** DATASET follows **

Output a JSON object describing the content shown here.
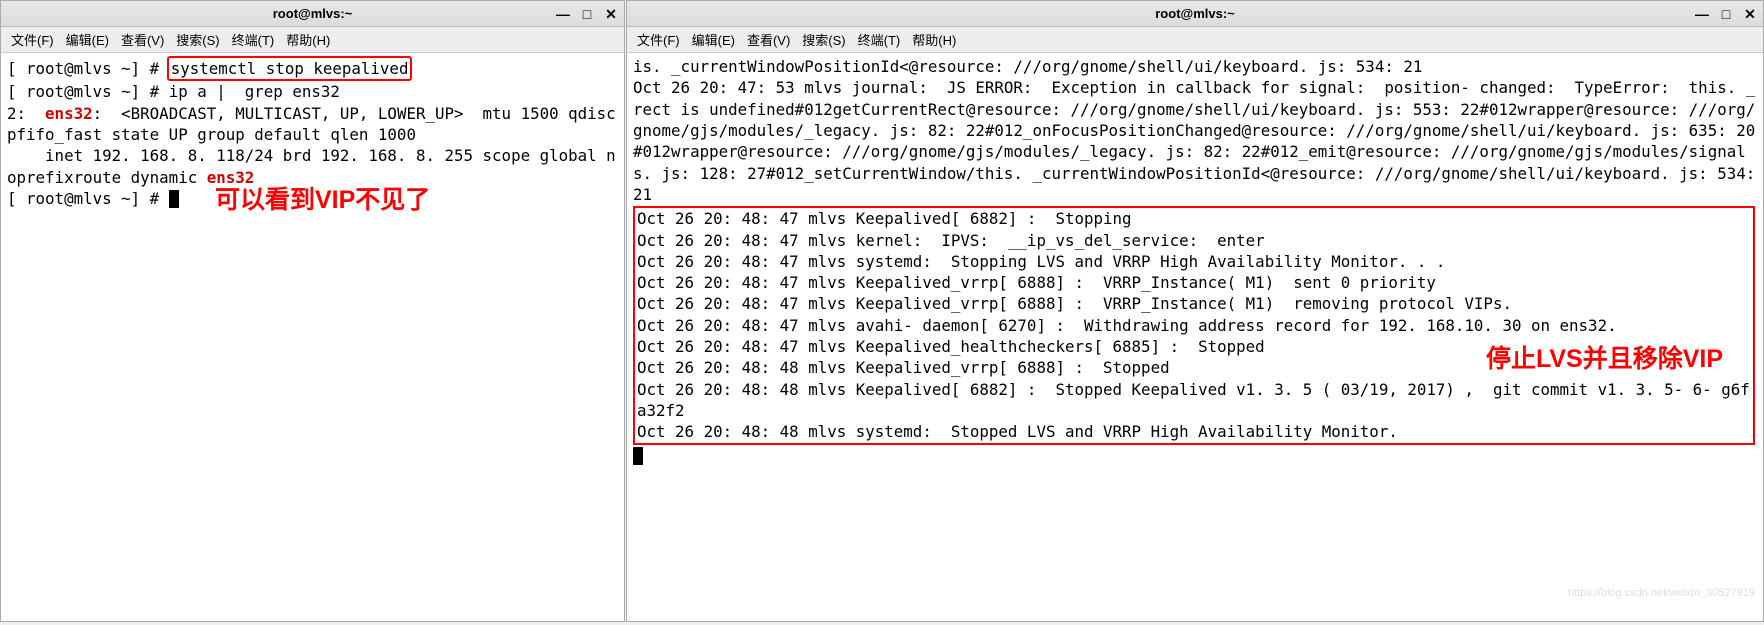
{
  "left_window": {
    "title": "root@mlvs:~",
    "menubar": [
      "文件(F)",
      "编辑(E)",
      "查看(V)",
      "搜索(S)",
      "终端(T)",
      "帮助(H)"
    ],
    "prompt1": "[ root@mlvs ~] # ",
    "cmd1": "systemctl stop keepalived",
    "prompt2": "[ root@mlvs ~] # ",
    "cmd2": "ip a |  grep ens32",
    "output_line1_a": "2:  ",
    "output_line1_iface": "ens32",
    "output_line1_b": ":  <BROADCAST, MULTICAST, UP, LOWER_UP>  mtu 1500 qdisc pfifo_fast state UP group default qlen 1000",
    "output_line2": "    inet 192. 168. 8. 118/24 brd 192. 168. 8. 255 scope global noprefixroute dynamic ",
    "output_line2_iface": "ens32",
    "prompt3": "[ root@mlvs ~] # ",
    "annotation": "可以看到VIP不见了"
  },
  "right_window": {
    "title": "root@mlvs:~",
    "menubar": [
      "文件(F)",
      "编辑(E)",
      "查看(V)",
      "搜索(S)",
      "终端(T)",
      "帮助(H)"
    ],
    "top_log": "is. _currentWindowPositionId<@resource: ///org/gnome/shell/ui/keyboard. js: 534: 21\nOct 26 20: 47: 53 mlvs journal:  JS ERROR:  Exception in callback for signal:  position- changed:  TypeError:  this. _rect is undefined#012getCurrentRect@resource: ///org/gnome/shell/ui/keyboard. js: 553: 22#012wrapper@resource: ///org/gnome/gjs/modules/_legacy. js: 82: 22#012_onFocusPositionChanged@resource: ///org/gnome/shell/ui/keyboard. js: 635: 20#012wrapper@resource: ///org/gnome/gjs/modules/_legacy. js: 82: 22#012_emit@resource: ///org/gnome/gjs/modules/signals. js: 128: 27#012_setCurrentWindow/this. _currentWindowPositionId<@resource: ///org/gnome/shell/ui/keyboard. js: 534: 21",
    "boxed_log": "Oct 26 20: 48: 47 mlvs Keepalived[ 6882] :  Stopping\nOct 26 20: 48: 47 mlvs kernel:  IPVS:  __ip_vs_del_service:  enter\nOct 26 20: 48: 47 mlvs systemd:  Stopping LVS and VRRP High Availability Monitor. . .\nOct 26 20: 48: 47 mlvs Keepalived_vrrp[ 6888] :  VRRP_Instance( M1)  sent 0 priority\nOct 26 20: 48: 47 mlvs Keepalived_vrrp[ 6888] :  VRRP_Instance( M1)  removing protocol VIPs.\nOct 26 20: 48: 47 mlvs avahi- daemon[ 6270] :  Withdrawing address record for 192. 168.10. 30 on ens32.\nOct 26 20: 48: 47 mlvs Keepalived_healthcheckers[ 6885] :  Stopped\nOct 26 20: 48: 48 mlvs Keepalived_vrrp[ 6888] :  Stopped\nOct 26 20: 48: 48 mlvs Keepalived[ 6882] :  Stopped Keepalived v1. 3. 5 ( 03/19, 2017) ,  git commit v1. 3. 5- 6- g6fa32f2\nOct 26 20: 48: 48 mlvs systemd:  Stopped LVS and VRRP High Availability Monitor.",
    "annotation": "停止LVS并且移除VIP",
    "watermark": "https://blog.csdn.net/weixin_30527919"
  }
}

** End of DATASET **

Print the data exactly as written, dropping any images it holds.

Output a JSON object describing the content shown here.
{
  "left_window": {
    "title": "root@mlvs:~",
    "menubar": [
      "文件(F)",
      "编辑(E)",
      "查看(V)",
      "搜索(S)",
      "终端(T)",
      "帮助(H)"
    ],
    "prompt1": "[ root@mlvs ~] # ",
    "cmd1": "systemctl stop keepalived",
    "prompt2": "[ root@mlvs ~] # ",
    "cmd2": "ip a |  grep ens32",
    "output_line1_a": "2:  ",
    "output_line1_iface": "ens32",
    "output_line1_b": ":  <BROADCAST, MULTICAST, UP, LOWER_UP>  mtu 1500 qdisc pfifo_fast state UP group default qlen 1000",
    "output_line2": "    inet 192. 168. 8. 118/24 brd 192. 168. 8. 255 scope global noprefixroute dynamic ",
    "output_line2_iface": "ens32",
    "prompt3": "[ root@mlvs ~] # ",
    "annotation": "可以看到VIP不见了"
  },
  "right_window": {
    "title": "root@mlvs:~",
    "menubar": [
      "文件(F)",
      "编辑(E)",
      "查看(V)",
      "搜索(S)",
      "终端(T)",
      "帮助(H)"
    ],
    "top_log": "is. _currentWindowPositionId<@resource: ///org/gnome/shell/ui/keyboard. js: 534: 21\nOct 26 20: 47: 53 mlvs journal:  JS ERROR:  Exception in callback for signal:  position- changed:  TypeError:  this. _rect is undefined#012getCurrentRect@resource: ///org/gnome/shell/ui/keyboard. js: 553: 22#012wrapper@resource: ///org/gnome/gjs/modules/_legacy. js: 82: 22#012_onFocusPositionChanged@resource: ///org/gnome/shell/ui/keyboard. js: 635: 20#012wrapper@resource: ///org/gnome/gjs/modules/_legacy. js: 82: 22#012_emit@resource: ///org/gnome/gjs/modules/signals. js: 128: 27#012_setCurrentWindow/this. _currentWindowPositionId<@resource: ///org/gnome/shell/ui/keyboard. js: 534: 21",
    "boxed_log": "Oct 26 20: 48: 47 mlvs Keepalived[ 6882] :  Stopping\nOct 26 20: 48: 47 mlvs kernel:  IPVS:  __ip_vs_del_service:  enter\nOct 26 20: 48: 47 mlvs systemd:  Stopping LVS and VRRP High Availability Monitor. . .\nOct 26 20: 48: 47 mlvs Keepalived_vrrp[ 6888] :  VRRP_Instance( M1)  sent 0 priority\nOct 26 20: 48: 47 mlvs Keepalived_vrrp[ 6888] :  VRRP_Instance( M1)  removing protocol VIPs.\nOct 26 20: 48: 47 mlvs avahi- daemon[ 6270] :  Withdrawing address record for 192. 168.10. 30 on ens32.\nOct 26 20: 48: 47 mlvs Keepalived_healthcheckers[ 6885] :  Stopped\nOct 26 20: 48: 48 mlvs Keepalived_vrrp[ 6888] :  Stopped\nOct 26 20: 48: 48 mlvs Keepalived[ 6882] :  Stopped Keepalived v1. 3. 5 ( 03/19, 2017) ,  git commit v1. 3. 5- 6- g6fa32f2\nOct 26 20: 48: 48 mlvs systemd:  Stopped LVS and VRRP High Availability Monitor.",
    "annotation": "停止LVS并且移除VIP",
    "watermark": "https://blog.csdn.net/weixin_30527919"
  }
}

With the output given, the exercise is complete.